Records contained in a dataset
Start of Block
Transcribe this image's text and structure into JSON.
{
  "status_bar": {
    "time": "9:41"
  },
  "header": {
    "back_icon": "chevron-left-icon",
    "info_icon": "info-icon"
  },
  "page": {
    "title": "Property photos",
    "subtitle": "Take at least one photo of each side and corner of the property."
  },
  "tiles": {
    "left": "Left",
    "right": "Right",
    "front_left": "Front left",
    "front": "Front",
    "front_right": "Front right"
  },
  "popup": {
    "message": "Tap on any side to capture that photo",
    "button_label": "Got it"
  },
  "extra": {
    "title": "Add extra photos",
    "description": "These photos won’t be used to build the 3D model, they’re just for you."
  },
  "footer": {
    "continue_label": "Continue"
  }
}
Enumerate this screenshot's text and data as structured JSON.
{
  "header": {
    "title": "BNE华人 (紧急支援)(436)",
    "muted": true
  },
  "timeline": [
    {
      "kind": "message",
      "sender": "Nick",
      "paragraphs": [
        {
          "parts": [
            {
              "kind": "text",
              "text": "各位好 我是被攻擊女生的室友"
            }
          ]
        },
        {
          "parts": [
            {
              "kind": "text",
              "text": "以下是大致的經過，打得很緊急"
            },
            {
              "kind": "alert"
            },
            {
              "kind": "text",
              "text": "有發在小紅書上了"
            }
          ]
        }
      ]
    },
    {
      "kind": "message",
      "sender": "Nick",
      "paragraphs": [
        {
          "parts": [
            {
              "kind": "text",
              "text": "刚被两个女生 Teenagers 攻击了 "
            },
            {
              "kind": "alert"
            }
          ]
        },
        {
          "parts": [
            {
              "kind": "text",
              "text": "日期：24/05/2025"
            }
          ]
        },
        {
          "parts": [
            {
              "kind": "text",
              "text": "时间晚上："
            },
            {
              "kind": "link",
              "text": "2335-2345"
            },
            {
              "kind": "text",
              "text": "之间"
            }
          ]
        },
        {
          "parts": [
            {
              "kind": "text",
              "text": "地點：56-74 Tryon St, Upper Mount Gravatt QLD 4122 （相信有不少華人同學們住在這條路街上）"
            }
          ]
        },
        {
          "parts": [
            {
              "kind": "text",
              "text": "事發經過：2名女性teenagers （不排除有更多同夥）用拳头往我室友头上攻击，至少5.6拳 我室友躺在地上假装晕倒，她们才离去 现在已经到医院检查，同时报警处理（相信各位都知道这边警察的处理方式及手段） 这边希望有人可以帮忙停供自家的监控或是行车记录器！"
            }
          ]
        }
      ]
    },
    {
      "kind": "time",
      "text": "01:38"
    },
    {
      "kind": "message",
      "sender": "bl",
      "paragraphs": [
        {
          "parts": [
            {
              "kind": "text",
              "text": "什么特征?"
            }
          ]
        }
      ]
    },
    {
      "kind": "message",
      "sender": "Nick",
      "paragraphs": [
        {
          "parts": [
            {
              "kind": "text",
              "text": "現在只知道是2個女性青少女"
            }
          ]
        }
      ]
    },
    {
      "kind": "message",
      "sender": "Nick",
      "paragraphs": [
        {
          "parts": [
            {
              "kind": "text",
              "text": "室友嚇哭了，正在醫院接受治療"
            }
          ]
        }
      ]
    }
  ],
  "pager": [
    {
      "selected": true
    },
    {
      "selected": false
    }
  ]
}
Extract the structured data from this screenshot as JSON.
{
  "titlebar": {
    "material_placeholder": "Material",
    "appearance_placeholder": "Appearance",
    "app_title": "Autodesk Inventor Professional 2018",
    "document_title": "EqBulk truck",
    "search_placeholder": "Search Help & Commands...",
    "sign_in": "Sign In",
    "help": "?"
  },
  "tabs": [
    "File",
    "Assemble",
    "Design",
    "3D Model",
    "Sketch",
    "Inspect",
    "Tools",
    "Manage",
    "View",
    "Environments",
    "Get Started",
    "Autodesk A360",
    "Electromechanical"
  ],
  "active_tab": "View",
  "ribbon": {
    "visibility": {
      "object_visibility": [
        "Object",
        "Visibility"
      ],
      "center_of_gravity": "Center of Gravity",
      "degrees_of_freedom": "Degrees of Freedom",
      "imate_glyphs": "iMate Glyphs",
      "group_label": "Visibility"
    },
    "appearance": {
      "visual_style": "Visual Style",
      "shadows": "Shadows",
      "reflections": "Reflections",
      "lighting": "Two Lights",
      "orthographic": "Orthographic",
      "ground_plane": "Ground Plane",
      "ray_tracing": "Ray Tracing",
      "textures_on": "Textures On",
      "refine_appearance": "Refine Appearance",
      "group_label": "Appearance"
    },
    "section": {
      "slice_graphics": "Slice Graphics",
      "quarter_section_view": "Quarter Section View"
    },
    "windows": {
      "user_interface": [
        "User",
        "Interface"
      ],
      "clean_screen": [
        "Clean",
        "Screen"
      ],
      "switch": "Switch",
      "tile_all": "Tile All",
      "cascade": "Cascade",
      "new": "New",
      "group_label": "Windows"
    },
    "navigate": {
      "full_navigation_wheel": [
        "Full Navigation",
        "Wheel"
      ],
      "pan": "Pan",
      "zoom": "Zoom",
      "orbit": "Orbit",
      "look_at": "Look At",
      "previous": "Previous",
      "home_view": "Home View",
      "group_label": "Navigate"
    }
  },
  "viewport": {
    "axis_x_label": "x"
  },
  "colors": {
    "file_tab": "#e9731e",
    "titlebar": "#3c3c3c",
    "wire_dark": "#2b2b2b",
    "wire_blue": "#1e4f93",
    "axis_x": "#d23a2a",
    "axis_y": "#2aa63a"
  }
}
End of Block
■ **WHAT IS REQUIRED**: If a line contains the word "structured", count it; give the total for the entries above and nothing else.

■ **YOUR RESPONSE**: 2